Lifetime endogenous estrogen exposure (EEE) was calculated after the methods of Fox, Berzuini, and Knapp[10] using the reproductive window (menopausal age minus age of menarche), minus total duration of breastfeeding. If no breastfeeding was reported for parous women, 1.5 months were subtracted per pregnancy to account for mean ovulatory regulation time.[28] Exogenous estrogen exposure was generated using duration of HT (independent of dosage) at each wave and treated as a time-varying variable. In addition, type of HT was coded (none; opposed [ie, estrogen compounds that include progesterone]; unopposed [estrogen alone]) as well as the timing of first use of HT expressed in years. HT timing relative to menopause was then transformed into a categorical variable a priori to include those who did not take HT (no HT; continuous or within 1 y of menopause; between 1 and 5 y of menopause; 6 y or more after menopause).

Additional Covariates

Covariates tested in statistical models were guided by previous research on variables that potentially affect both estrogen (or its effects) and cognition in late-life. These included age, level of formal education, APOE genotype (number of E4 alleles), body mass index (BMI),[29] physical exercise,[30] overall health,[3] and depression status.[31] BMI at wave 1 was based on self-reported height and weight and calculated using the formula kg/m2. Physical activity was categorized by the recommendations for older adults provided by American College of Sports Medicine and American Heart Association (ACSM; AHA)[32] using metabolic equivalent (MET) transformations of various physical activities.[33] Designations of "sedentary" (no physical activity reported), "light" (<450 MET-min/wk), "moderate" (450–750 MET-min/wk), and "vigorous" (>750 MET-min/wk) were assigned to the data depending on the frequency and duration of physical activity. Physical activity data were not collected in wave 2; therefore wave 1 data were carried forward to ensure that all available cases were included in analyses. Overall health was ascertained by asking participants to rate their health on the day of the interview as either "excellent," "good," "fair," or "poor." Depression status was assessed with the Diagnostic Interview Schedule (DIS) of the DSM-III-R[24] and was categorized as "no current depressive episode/no current depression medication use," "no depressive episode/with depression medication use," "minor depression," and "major depression."[34]

Statistical Analysis
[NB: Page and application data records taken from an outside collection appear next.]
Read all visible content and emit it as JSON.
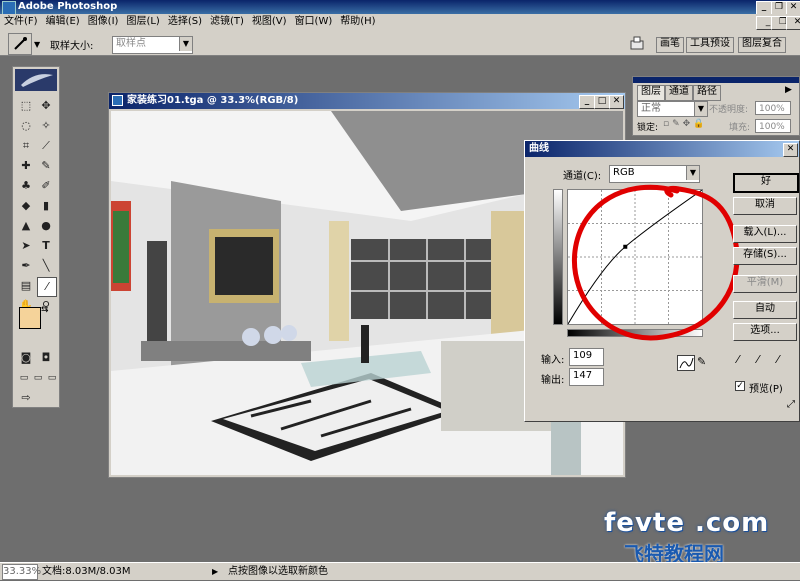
{
  "app": {
    "title": "Adobe Photoshop"
  },
  "menu": [
    "文件(F)",
    "编辑(E)",
    "图像(I)",
    "图层(L)",
    "选择(S)",
    "滤镜(T)",
    "视图(V)",
    "窗口(W)",
    "帮助(H)"
  ],
  "options": {
    "sample_size_label": "取样大小:",
    "sample_size_value": "取样点"
  },
  "palette_tabs": [
    "画笔",
    "工具预设",
    "图层复合"
  ],
  "document": {
    "title": "家装练习01.tga @ 33.3%(RGB/8)"
  },
  "layers": {
    "tabs": [
      "图层",
      "通道",
      "路径"
    ],
    "blend_mode": "正常",
    "opacity_label": "不透明度:",
    "opacity_value": "100%",
    "lock_label": "锁定:",
    "fill_label": "填充:",
    "fill_value": "100%"
  },
  "curves": {
    "title": "曲线",
    "channel_label": "通道(C):",
    "channel_value": "RGB",
    "buttons": {
      "ok": "好",
      "cancel": "取消",
      "load": "载入(L)...",
      "save": "存储(S)...",
      "smooth": "平滑(M)",
      "auto": "自动",
      "options": "选项..."
    },
    "input_label": "输入:",
    "input_value": "109",
    "output_label": "输出:",
    "output_value": "147",
    "preview_label": "预览(P)",
    "preview_checked": true,
    "highlight_color": "#e00000"
  },
  "status": {
    "zoom": "33.33%",
    "doc_size": "文档:8.03M/8.03M",
    "hint": "点按图像以选取新颜色"
  },
  "watermark": {
    "site": "fevte .com",
    "sub": "飞特教程网"
  },
  "colors": {
    "foreground": "#f5d39a",
    "background": "#ffffff",
    "workspace": "#6e6e6e",
    "titlebar": "#0a246a"
  }
}
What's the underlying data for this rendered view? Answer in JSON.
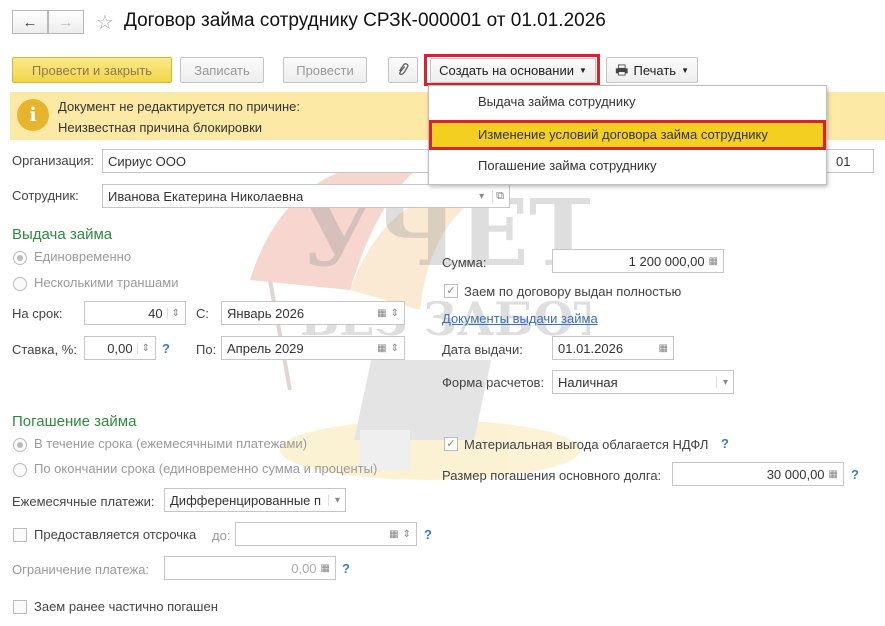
{
  "header": {
    "title": "Договор займа сотруднику СРЗК-000001 от 01.01.2026",
    "back_icon": "←",
    "forward_icon": "→",
    "star_icon": "☆"
  },
  "toolbar": {
    "post_close": "Провести и закрыть",
    "save": "Записать",
    "post": "Провести",
    "create_based": "Создать на основании",
    "print": "Печать"
  },
  "dropdown_menu": {
    "items": [
      "Выдача займа сотруднику",
      "Изменение условий договора займа сотруднику",
      "Погашение займа сотруднику"
    ]
  },
  "banner": {
    "line1": "Документ не редактируется по причине:",
    "line2": "Неизвестная причина блокировки",
    "icon": "i"
  },
  "form": {
    "org_label": "Организация:",
    "org_value": "Сириус ООО",
    "org_right_value": "01",
    "employee_label": "Сотрудник:",
    "employee_value": "Иванова Екатерина Николаевна"
  },
  "issue": {
    "title": "Выдача займа",
    "once": "Единовременно",
    "tranches": "Несколькими траншами",
    "term_label": "На срок:",
    "term_value": "40",
    "from_label": "С:",
    "from_value": "Январь 2026",
    "rate_label": "Ставка, %:",
    "rate_value": "0,00",
    "to_label": "По:",
    "to_value": "Апрель 2029",
    "sum_label": "Сумма:",
    "sum_value": "1 200 000,00",
    "fully_issued": "Заем по договору выдан полностью",
    "docs_link": "Документы выдачи займа",
    "issue_date_label": "Дата выдачи:",
    "issue_date_value": "01.01.2026",
    "payment_form_label": "Форма расчетов:",
    "payment_form_value": "Наличная",
    "help": "?"
  },
  "repay": {
    "title": "Погашение займа",
    "monthly_option": "В течение срока (ежемесячными платежами)",
    "end_option": "По окончании срока (единовременно сумма и проценты)",
    "monthly_label": "Ежемесячные платежи:",
    "monthly_value": "Дифференцированные п",
    "ndfl": "Материальная выгода облагается НДФЛ",
    "repay_amount_label": "Размер погашения основного долга:",
    "repay_amount_value": "30 000,00",
    "deferral": "Предоставляется отсрочка",
    "until_label": "до:",
    "limit_label": "Ограничение платежа:",
    "limit_value": "0,00",
    "partial": "Заем ранее частично погашен",
    "help": "?"
  },
  "watermark": {
    "line1": "УЧЕТ",
    "line2": "БЕЗ ЗАБОТ"
  },
  "colors": {
    "accent_green": "#2a8d3e",
    "primary_button": "#f2d64a",
    "banner": "#fde9a6",
    "highlight": "#f3cf22",
    "red_frame": "#d9232a",
    "link": "#3b6fb6"
  }
}
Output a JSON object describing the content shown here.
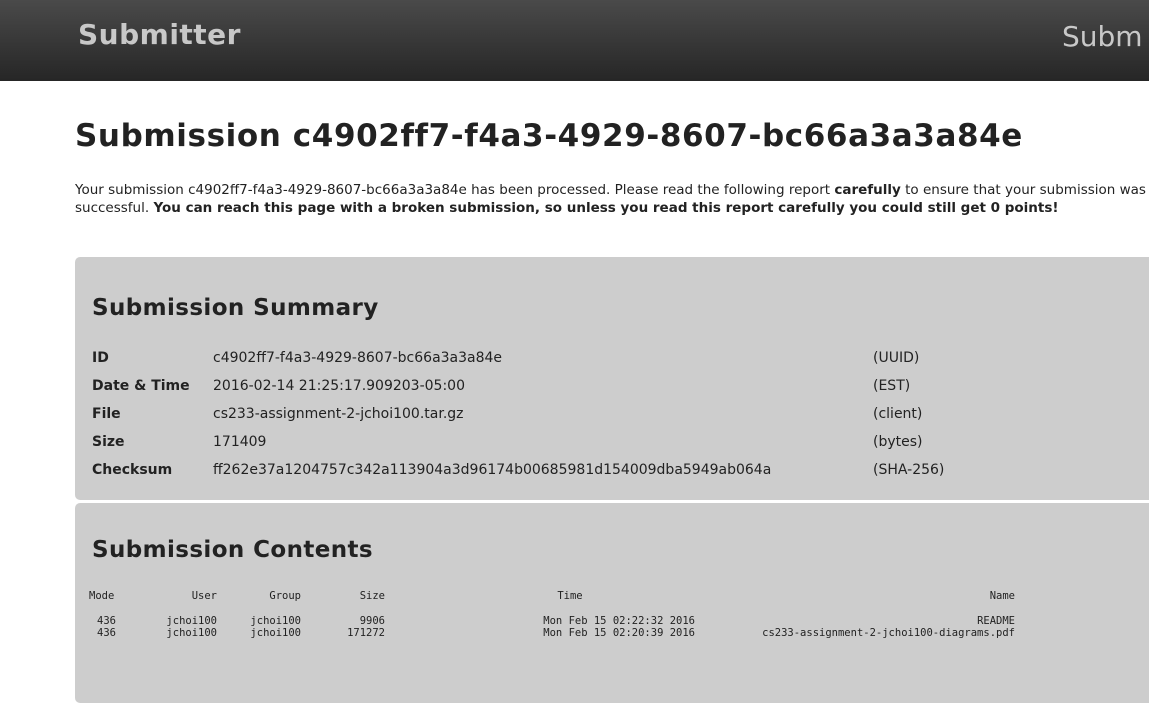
{
  "nav": {
    "brand": "Submitter",
    "link": "Subm"
  },
  "page": {
    "title": "Submission c4902ff7-f4a3-4929-8607-bc66a3a3a84e",
    "intro": {
      "part1": "Your submission c4902ff7-f4a3-4929-8607-bc66a3a3a84e has been processed. Please read the following report ",
      "bold1": "carefully",
      "part2": " to ensure that your submission was successful. ",
      "bold2": "You can reach this page with a broken submission, so unless you read this report carefully you could still get 0 points!"
    }
  },
  "summary": {
    "title": "Submission Summary",
    "rows": [
      {
        "key": "ID",
        "value": "c4902ff7-f4a3-4929-8607-bc66a3a3a84e",
        "note": "(UUID)"
      },
      {
        "key": "Date & Time",
        "value": "2016-02-14 21:25:17.909203-05:00",
        "note": "(EST)"
      },
      {
        "key": "File",
        "value": "cs233-assignment-2-jchoi100.tar.gz",
        "note": "(client)"
      },
      {
        "key": "Size",
        "value": "171409",
        "note": "(bytes)"
      },
      {
        "key": "Checksum",
        "value": "ff262e37a1204757c342a113904a3d96174b00685981d154009dba5949ab064a",
        "note": "(SHA-256)"
      }
    ]
  },
  "contents": {
    "title": "Submission Contents",
    "headers": {
      "mode": "Mode",
      "user": "User",
      "group": "Group",
      "size": "Size",
      "time": "Time",
      "name": "Name"
    },
    "rows": [
      {
        "mode": "436",
        "user": "jchoi100",
        "group": "jchoi100",
        "size": "9906",
        "time": "Mon Feb 15 02:22:32 2016",
        "name": "README"
      },
      {
        "mode": "436",
        "user": "jchoi100",
        "group": "jchoi100",
        "size": "171272",
        "time": "Mon Feb 15 02:20:39 2016",
        "name": "cs233-assignment-2-jchoi100-diagrams.pdf"
      }
    ]
  }
}
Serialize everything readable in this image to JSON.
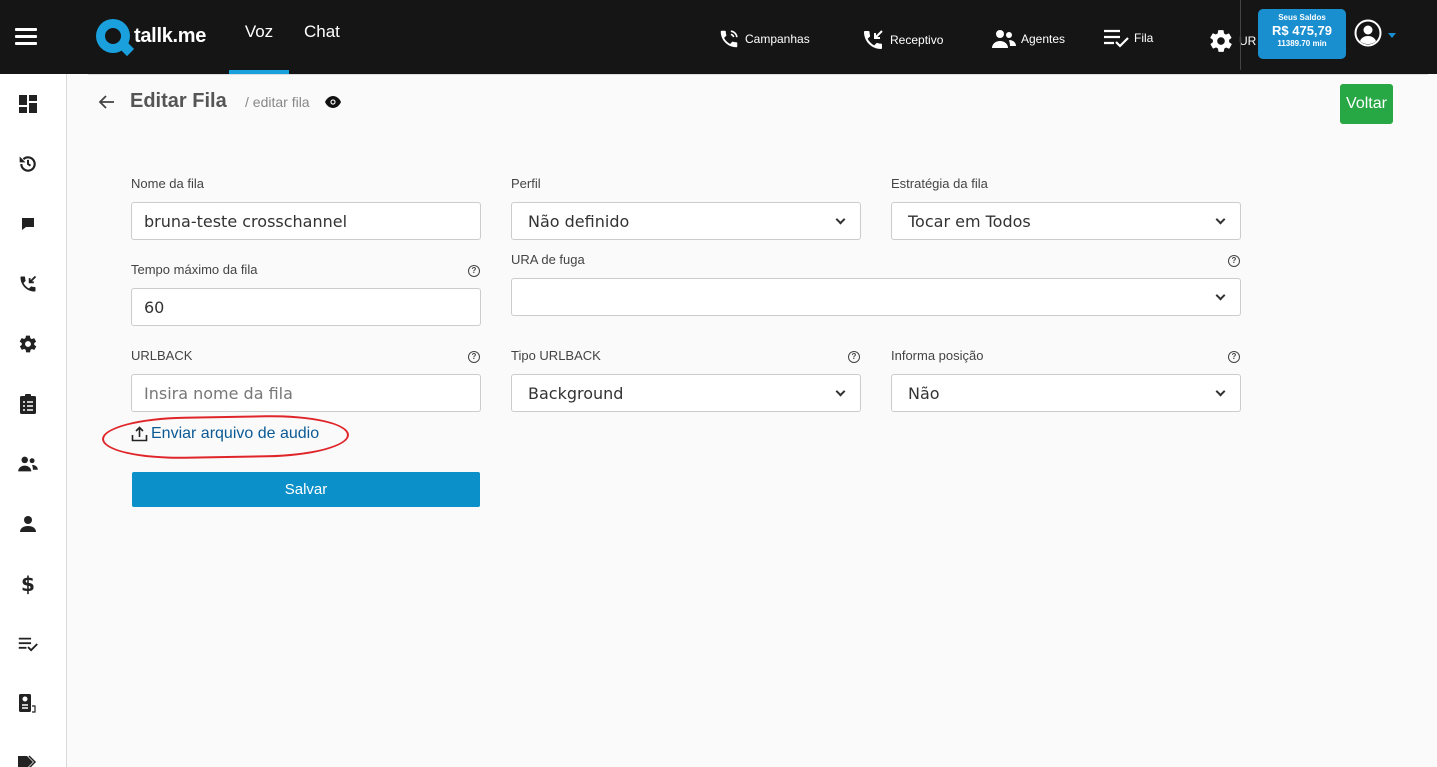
{
  "brand": {
    "name": "tallk.me",
    "accent": "#1aa0dc"
  },
  "top_tabs": [
    {
      "label": "Voz",
      "active": true
    },
    {
      "label": "Chat",
      "active": false
    }
  ],
  "top_menu": {
    "campanhas": "Campanhas",
    "receptivo": "Receptivo",
    "agentes": "Agentes",
    "fila": "Fila",
    "ura": "UR"
  },
  "balance": {
    "title": "Seus Saldos",
    "amount": "R$ 475,79",
    "minutes": "11389.70 min"
  },
  "header": {
    "title": "Editar Fila",
    "breadcrumb": "/ editar fila",
    "back_button_label": "Voltar"
  },
  "form": {
    "nome": {
      "label": "Nome da fila",
      "value": "bruna-teste crosschannel"
    },
    "perfil": {
      "label": "Perfil",
      "value": "Não definido"
    },
    "estrategia": {
      "label": "Estratégia da fila",
      "value": "Tocar em Todos"
    },
    "tempo": {
      "label": "Tempo máximo da fila",
      "value": "60"
    },
    "ura": {
      "label": "URA de fuga",
      "value": ""
    },
    "urlback": {
      "label": "URLBACK",
      "placeholder": "Insira nome da fila"
    },
    "tipo_urlback": {
      "label": "Tipo URLBACK",
      "value": "Background"
    },
    "informa": {
      "label": "Informa posição",
      "value": "Não"
    },
    "upload_label": "Enviar arquivo de audio",
    "save_label": "Salvar"
  },
  "sidebar_icons": [
    "dashboard-icon",
    "history-icon",
    "chat-icon",
    "incoming-call-icon",
    "settings-icon",
    "clipboard-icon",
    "agents-icon",
    "user-icon",
    "dollar-icon",
    "queue-icon",
    "billing-icon",
    "tags-icon"
  ],
  "colors": {
    "topbar": "#151515",
    "primary": "#0b90c9",
    "success": "#28a745",
    "annotation": "#e0252a"
  }
}
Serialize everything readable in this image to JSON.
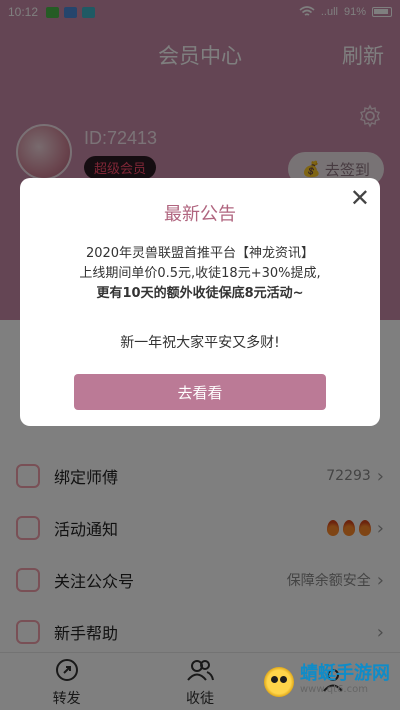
{
  "status_bar": {
    "time": "10:12",
    "signal": "..ull",
    "battery": "91%"
  },
  "header": {
    "title": "会员中心",
    "refresh": "刷新"
  },
  "profile": {
    "id_text": "ID:72413",
    "vip_badge": "超级会员",
    "checkin_label": "去签到"
  },
  "menu": [
    {
      "label": "绑定师傅",
      "right_text": "72293",
      "icon": "user-icon"
    },
    {
      "label": "活动通知",
      "right_text": "",
      "icon": "bell-icon",
      "badges": 3
    },
    {
      "label": "关注公众号",
      "right_text": "保障余额安全",
      "icon": "heart-icon"
    },
    {
      "label": "新手帮助",
      "right_text": "",
      "icon": "help-icon"
    }
  ],
  "bottom_nav": [
    {
      "label": "转发",
      "icon": "share-icon"
    },
    {
      "label": "收徒",
      "icon": "users-icon"
    },
    {
      "label": "",
      "icon": "profile-icon"
    }
  ],
  "modal": {
    "title": "最新公告",
    "line1": "2020年灵兽联盟首推平台【神龙资讯】",
    "line2": "上线期间单价0.5元,收徒18元+30%提成,",
    "line3": "更有10天的额外收徒保底8元活动~",
    "greeting": "新一年祝大家平安又多财!",
    "button": "去看看"
  },
  "watermark": {
    "brand": "蜻蜓手游网",
    "site": "www.qt6.com"
  },
  "colors": {
    "accent": "#c98aa8",
    "modal_title": "#b0657f",
    "button": "#bb7a96"
  }
}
In addition to providing descriptive statistics for the sample, comparisons for participants included versus excluded in the analyses were made using chi-square tests for categorical variables and independent samples t tests for continuous variables. A series of linear mixed effects models were used to investigate the proposed relationships between lifetime estrogen exposure and cognitive decline. The first model examined EEE; the second model examined EEE and duration of exogenous HT exposure (time varying); the third model examined EEE and type of HT (none, unopposed, opposed); and the fourth model examined EEE and timing of HT initiation relative to menopause. Finally, as a substantial number of participants discontinued HT use between waves 3 and 4 (coinciding with the FDA black box warning),[35] we examined in a subset of participants, any effects of stopping HT use on 3MS scores. For these analyses, a three-level categorical variable was calculated to capture (1) those who used HT continually through wave 3 but discontinued use at wave 4, (2) those who used HT continually through both wave 3 and wave 4, and (3) those who never used HT.

In addition to examining fixed effects, mixed effects models address within-participant correlation and random effects inherent in longitudinal data.[36] Furthermore, these models allow for missing data across time points and do not exclude cases on a list-wise basis. The inclusion of each variable/covariate was examined for improvement in model fit (P < 0.05) by comparing negative two log-likelihood values for nested models. All statistical models employed SPSS version 23.